Of course, the remoteness also means you’ll more than likely have limited cell phone reception and your GPS might not work. No problem; simply visit one of the local information centers where a real live person will give you an intricately folded piece of paper known to your grandparents as a “map.” With that, you’ll soon be getting back to life the way nature intended, and experiencing the timeless joy of trying to re-fold the map and put it in your glove box.

The Olympic Peninsula has too many hikes to do in a day – or probably a lifetime – so here are a few favorites to get you started.

Cape Flattery

Round-Trip: 1.5 miles (2.4 km)

Elevation Gain: 200 feet (61 m)

An easy trek through misty Sitka spruce forest, the Cape Flattery trail pays off big time. Here you can stand on the edge of the northwestern-most point of the continental U.S. as the turbulent waters of the Pacific Ocean and the Strait of Juan de Fuca crash into the rocks more than 200 feet below. The meeting of these waters creates unbelievably beautiful and rugged scenery, with sea stacks and deep narrow inlets carved into the cliffs. Look out and see seabirds ride the waves, inhale the cool salty breeze and feel the wind in your hair. Washington really doesn’t get more untamed than this.

Shi Shi Beach and Point of ArchesScreen Shot 2015-02-20 at 10.12.23 AM

Round-Trip: 4 miles (6.4 km) to Shi Shi Beach or 8 miles (12.8 km) to Point

of Arches

Elevation Gain: 200 feet (61 m)

Note: Trail not safe for pets.

Named by the Travel Channel as one of the most beautiful beaches in the world, Shi Shi (pronounced shy-shy) can easily be done in one day.

The route begins at the Makah Indian Reservation and meanders through dense forest and bogs via cedar-planked


At about 1.25 miles, you’ll reach an old section of trail and half a mile of muddy terrain. After that, you’ll need to make a final descent down a steep 150-foot slope using ropes and sand ladders installed by park officials. For this reason, dogs are not allowed on this part of the trail. At the bottom, you can continue to the beach or head south on the trail for another 2 miles to Point of Arches, a mile-long display of sea stacks and natural arches.

Note: If you plan on hiking any of the beaches on the Makah Indian Reservation you’ll need to buy a $15 recreational use permit from the Makah Tribal Center in Neah Bay. If you are planning an overnight hike, you’ll need a permit (available in Port Angeles or Forks) and you may want to consider parking your car in one of the private lots along the way to the trailhead (about $15 to $20 per night). As with all coastal hiking, remember to camp above the high tide mark.

Ozette TriangleScreen Shot 2015-02-20 at 10.12.02 AM

Round-Trip: 9.4 miles (15.1 km)

Elevation Gain: 300 feet (91 m)

This 9.4-mile loop offers a little bit of everything. The trail begins at Lake Ozette and meanders through dense, waterlogged rainforest and along more than 3 miles of beach at Cape Alva.
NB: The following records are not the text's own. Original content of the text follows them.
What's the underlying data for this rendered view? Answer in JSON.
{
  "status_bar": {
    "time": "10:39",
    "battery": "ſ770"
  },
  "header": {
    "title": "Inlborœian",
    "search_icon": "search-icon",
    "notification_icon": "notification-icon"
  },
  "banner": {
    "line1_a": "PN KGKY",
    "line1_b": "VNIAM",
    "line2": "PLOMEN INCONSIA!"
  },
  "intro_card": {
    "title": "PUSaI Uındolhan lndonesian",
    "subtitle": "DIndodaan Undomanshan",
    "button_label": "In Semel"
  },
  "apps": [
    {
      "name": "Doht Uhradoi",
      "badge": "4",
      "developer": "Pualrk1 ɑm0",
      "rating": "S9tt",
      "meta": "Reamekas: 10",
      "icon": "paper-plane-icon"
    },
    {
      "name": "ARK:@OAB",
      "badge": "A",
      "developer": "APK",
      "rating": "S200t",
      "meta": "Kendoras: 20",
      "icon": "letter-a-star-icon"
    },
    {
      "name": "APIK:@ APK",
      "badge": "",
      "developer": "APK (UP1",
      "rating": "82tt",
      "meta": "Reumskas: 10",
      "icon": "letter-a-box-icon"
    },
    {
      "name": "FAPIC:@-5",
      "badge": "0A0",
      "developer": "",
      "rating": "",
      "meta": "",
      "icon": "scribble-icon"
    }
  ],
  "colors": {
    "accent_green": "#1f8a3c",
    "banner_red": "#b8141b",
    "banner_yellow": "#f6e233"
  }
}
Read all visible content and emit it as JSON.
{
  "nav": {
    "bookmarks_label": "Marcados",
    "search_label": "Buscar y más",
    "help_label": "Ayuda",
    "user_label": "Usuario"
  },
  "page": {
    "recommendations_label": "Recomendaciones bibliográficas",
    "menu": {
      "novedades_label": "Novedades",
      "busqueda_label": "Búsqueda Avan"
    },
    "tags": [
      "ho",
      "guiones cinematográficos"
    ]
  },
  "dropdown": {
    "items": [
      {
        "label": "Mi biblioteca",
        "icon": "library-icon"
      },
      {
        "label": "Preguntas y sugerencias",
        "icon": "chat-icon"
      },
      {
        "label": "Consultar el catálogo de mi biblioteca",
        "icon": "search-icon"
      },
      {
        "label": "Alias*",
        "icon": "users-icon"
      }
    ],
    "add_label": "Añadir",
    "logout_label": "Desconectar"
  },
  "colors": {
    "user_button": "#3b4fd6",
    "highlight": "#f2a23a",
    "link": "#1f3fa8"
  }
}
Enjoy the view of nearby islands, sea stacks and tidal pools, and look for petroglyphs at Wedding Rocks, a cluster of boulders about halfway along the coastal part of the trail. Then head back along the boardwalk trail as it follows the scenic Ozette River.

Things to keep in mind:

Even a hot summer day can turn cloudy and cold along the coast, so prepare accordingly. Remember the 10 essentials for backpacking: navigation, sun protection, insulation, illumination, first-aid supplies, a lighter, multi-tool, nutrition, hydration and emergency shelter.

During peak summer months, campgrounds are often full to capacity, but you can almost always find a site at Hobuck Beach Resort ($20/night). The resort, located on the beach just south of Cape Flattery, has more than 85 campsites as well as fresh water, picnic tables and hot showers for guests (no quarters required). Hobuck Beach Resort is located at 2726 Makah Passage, Neah Bay and can be reached by calling 360/645-2339 or visiting hobuckbeachresort.com.

Plan for at least three days, as getting to the peninsula and back can take a full day, depending on your destination. Be sure to make ferry reservations at least two hours prior to your sailing, and arrive 20 minutes early so you don’t miss the boat. You can get real-time updates and make reservations by calling the Washington State Ferries reservation system at 888/808-7977. x